The need to socially distance or remote someone in quarantine was made possible by the variety of options that the Merlin, ViA and Report-IT apps provide. We had talent broadcasting from home and remote hotels. We even used the ViA to extend one individual across the room so we could meet the NFL’s social distance requirements while maintaining an IFB path for communication.

The codecs generally don’t require any user interaction — we simply load the setup and connect. And having remote access to the equipment has been a game-changer this year, whether using the built-in WebGUI or Cloud Codec Controller. My stadium engineer Nate Wetmore and studio engineer Ken Wolf are responsible for supporting everything from legacy Tieline G3 Commanders to Bridge-ITs to Merlin and ViAs. So the consistency of the user interface and configuration is a huge time-saver.

Post-pandemic, remote control will continue to be important as it can be especially difficult to access equipment physically in large stadiums. Remote engineering removes that obstacle.

The codecs perform incredibly. Setup is simple and the user interface is intuitive given the complexity of both the Merlin and ViA. The sonic quality and network stability make them well suited for critical broadcasts.

The ultimate compliment for a codec is when we hear people say they are surprised that a Report-IT or ViA user is not in the room with us. Combine that quality with the easy administration provided by having everything under one roof of the Tieline Cloud Codec Controller, including Report-IT users, is why the Chiefs Radio Network relies on this equipment to provide Chiefs games to more than 100 affiliates.

Radio World User Reports are testimonial articles intended to help readers understand why a colleague chose a particular product to solve a technical situation.

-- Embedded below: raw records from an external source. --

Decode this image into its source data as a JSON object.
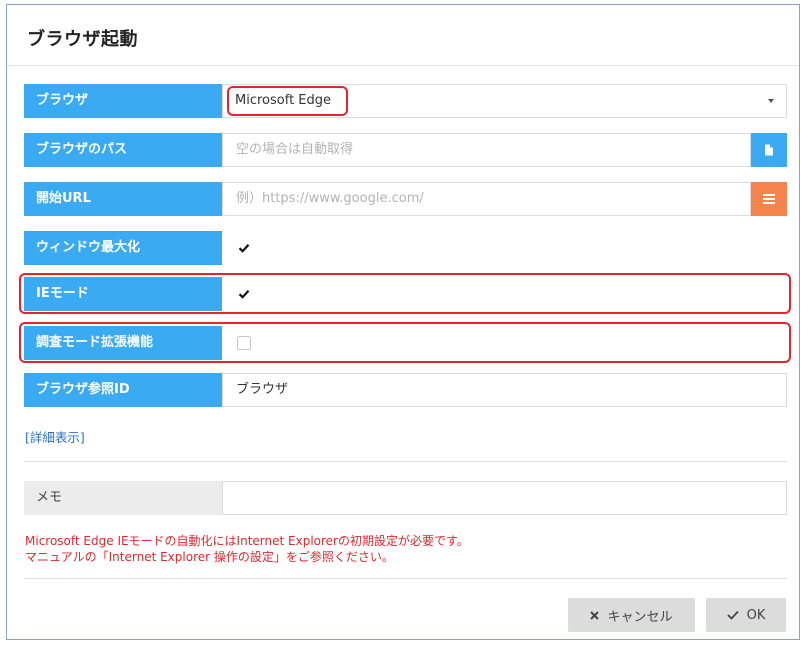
{
  "dialog": {
    "title": "ブラウザ起動"
  },
  "fields": {
    "browser": {
      "label": "ブラウザ",
      "value": "Microsoft Edge"
    },
    "browser_path": {
      "label": "ブラウザのパス",
      "placeholder": "空の場合は自動取得",
      "button_icon": "file-icon"
    },
    "start_url": {
      "label": "開始URL",
      "placeholder": "例）https://www.google.com/",
      "button_icon": "list-icon"
    },
    "maximize_window": {
      "label": "ウィンドウ最大化",
      "checked": true
    },
    "ie_mode": {
      "label": "IEモード",
      "checked": true
    },
    "debug_extension": {
      "label": "調査モード拡張機能",
      "checked": false
    },
    "browser_ref_id": {
      "label": "ブラウザ参照ID",
      "value": "ブラウザ"
    }
  },
  "detail_link": "[詳細表示]",
  "memo": {
    "label": "メモ",
    "value": ""
  },
  "warning": {
    "line1": "Microsoft Edge IEモードの自動化にはInternet Explorerの初期設定が必要です。",
    "line2": "マニュアルの「Internet Explorer 操作の設定」をご参照ください。"
  },
  "buttons": {
    "cancel": "キャンセル",
    "ok": "OK"
  },
  "colors": {
    "label_blue": "#3aaaf2",
    "orange_button": "#f7834d",
    "highlight_red": "#e3262e",
    "link_blue": "#2e6fc4"
  }
}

For information, contact Doug Ferber at Tieline US in Indiana at 1-317-845-8000 ext. 157 or for international queries contact Charlie Gawley at Tieline in Western Australia at +61-8-9413-2000 or visit